--- SUPPLIED ENTRIES ---
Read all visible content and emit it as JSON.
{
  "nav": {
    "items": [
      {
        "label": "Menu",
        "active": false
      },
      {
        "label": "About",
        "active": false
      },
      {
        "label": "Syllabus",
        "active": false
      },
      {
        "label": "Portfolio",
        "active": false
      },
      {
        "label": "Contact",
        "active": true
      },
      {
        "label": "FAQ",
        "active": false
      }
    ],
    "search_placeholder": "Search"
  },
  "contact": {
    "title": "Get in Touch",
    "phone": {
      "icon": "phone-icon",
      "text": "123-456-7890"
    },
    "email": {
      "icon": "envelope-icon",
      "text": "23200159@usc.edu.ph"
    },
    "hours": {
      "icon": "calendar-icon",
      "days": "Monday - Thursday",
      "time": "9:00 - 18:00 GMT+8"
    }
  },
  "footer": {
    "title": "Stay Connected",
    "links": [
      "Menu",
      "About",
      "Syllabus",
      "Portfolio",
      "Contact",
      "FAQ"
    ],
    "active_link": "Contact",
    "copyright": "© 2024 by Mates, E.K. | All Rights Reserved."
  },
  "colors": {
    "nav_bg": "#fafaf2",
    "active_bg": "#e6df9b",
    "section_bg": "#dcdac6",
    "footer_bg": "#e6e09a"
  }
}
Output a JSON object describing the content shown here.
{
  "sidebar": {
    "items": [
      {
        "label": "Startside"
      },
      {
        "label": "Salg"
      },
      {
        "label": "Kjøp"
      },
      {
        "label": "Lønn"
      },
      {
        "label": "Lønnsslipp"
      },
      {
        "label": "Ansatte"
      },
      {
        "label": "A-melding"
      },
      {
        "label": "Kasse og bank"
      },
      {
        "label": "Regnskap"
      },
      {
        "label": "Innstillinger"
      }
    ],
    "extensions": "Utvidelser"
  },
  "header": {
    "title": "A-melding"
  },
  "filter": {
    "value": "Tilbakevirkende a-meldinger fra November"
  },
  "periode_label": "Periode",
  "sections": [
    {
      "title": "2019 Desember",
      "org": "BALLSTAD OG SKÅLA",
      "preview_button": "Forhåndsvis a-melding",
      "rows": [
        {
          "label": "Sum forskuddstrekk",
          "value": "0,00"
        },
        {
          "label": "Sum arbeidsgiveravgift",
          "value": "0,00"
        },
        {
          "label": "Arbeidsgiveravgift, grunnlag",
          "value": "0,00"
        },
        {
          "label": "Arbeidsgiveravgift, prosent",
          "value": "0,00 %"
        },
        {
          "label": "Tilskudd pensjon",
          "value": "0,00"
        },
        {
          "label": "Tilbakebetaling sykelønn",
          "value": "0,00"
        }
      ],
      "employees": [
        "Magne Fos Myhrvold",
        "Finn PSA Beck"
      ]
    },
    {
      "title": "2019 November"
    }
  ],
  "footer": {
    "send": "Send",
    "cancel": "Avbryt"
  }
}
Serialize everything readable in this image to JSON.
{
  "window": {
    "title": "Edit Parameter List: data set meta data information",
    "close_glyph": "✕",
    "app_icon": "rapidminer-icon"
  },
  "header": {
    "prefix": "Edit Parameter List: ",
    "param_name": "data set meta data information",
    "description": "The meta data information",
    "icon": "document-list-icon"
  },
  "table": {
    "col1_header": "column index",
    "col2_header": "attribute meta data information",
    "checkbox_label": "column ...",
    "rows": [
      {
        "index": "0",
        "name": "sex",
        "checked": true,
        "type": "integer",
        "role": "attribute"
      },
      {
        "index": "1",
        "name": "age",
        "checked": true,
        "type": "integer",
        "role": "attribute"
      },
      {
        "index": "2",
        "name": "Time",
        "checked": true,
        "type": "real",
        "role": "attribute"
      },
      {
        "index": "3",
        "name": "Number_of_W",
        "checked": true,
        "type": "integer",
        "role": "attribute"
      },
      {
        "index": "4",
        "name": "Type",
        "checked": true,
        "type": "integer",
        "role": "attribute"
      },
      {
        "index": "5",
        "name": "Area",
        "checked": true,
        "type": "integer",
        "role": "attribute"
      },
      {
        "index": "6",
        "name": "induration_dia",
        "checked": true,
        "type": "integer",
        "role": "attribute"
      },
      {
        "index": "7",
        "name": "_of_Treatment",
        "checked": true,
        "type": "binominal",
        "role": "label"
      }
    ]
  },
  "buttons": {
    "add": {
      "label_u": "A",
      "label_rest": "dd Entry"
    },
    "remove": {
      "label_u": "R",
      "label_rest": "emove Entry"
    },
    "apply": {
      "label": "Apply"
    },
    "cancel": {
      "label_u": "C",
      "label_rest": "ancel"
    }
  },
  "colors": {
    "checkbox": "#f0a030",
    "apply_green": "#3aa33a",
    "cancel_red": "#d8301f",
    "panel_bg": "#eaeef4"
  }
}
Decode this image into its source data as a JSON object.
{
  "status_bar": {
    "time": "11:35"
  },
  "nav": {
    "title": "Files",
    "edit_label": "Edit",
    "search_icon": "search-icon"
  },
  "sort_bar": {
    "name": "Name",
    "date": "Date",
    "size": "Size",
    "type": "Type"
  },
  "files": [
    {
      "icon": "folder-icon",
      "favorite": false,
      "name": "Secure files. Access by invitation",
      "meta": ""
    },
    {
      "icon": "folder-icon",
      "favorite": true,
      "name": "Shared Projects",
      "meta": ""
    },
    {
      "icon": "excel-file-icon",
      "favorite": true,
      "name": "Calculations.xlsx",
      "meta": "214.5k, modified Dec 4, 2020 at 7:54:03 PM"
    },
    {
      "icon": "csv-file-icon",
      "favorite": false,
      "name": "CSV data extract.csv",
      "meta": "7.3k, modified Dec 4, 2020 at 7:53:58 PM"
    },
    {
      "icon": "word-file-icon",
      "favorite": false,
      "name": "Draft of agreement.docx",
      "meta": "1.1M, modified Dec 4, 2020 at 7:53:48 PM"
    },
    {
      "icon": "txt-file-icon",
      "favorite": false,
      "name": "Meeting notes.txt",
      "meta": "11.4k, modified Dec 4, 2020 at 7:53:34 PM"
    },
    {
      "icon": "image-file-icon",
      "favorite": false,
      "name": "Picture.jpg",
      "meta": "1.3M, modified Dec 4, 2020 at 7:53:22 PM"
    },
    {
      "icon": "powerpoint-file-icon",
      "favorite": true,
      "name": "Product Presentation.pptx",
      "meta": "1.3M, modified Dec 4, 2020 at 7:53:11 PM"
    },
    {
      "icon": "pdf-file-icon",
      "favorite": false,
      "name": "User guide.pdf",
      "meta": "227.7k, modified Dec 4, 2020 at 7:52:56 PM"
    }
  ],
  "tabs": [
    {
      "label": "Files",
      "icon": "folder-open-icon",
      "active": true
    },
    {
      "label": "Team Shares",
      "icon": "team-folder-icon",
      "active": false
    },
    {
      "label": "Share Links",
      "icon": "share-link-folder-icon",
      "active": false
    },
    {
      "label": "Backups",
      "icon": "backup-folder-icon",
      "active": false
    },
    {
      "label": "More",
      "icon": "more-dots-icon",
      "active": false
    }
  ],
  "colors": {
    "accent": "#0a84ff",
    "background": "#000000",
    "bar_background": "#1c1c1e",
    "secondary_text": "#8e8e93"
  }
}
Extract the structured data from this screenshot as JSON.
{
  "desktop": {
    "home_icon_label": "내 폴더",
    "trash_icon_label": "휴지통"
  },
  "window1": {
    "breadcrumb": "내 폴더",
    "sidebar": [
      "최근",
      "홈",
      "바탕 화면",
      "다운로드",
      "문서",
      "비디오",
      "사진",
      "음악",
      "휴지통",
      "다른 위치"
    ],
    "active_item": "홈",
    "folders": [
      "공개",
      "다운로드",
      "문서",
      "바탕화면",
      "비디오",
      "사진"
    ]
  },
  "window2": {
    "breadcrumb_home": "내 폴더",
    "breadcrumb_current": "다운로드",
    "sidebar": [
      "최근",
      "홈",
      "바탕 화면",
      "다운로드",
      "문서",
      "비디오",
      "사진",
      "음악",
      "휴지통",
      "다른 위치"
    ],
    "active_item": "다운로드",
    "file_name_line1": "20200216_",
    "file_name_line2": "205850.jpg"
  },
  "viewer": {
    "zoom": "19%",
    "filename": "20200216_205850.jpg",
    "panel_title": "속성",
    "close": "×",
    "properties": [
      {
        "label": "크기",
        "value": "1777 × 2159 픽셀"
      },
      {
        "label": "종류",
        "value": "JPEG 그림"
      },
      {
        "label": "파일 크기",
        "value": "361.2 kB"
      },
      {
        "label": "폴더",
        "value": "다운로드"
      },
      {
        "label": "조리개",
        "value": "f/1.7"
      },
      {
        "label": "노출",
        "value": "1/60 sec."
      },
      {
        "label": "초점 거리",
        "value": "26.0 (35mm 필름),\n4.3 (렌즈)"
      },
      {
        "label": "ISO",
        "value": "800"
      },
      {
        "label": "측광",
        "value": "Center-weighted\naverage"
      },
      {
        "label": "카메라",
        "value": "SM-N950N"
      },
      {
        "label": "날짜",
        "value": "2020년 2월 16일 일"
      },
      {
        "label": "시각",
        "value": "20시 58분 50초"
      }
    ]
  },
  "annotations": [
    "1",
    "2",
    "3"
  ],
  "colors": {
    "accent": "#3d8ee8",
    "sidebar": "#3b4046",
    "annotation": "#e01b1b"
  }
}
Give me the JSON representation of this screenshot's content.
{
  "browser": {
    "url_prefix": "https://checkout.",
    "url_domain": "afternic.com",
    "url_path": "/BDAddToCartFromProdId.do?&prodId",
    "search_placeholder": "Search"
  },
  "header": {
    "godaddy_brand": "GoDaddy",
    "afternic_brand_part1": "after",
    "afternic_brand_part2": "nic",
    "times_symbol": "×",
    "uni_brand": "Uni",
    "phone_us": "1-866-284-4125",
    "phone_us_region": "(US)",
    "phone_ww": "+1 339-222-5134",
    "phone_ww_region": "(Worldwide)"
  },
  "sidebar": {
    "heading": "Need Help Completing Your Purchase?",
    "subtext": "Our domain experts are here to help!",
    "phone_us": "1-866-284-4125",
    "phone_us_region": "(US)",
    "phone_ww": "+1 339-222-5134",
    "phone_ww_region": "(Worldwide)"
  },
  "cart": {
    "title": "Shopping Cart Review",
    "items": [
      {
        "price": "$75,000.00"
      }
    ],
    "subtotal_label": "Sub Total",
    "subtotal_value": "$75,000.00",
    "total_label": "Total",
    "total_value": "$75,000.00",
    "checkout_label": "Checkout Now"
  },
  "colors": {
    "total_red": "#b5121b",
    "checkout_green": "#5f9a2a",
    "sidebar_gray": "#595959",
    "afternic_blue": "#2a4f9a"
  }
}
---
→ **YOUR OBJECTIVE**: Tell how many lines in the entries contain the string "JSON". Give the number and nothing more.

→ **RESPONSE TO THIS TASK**: 6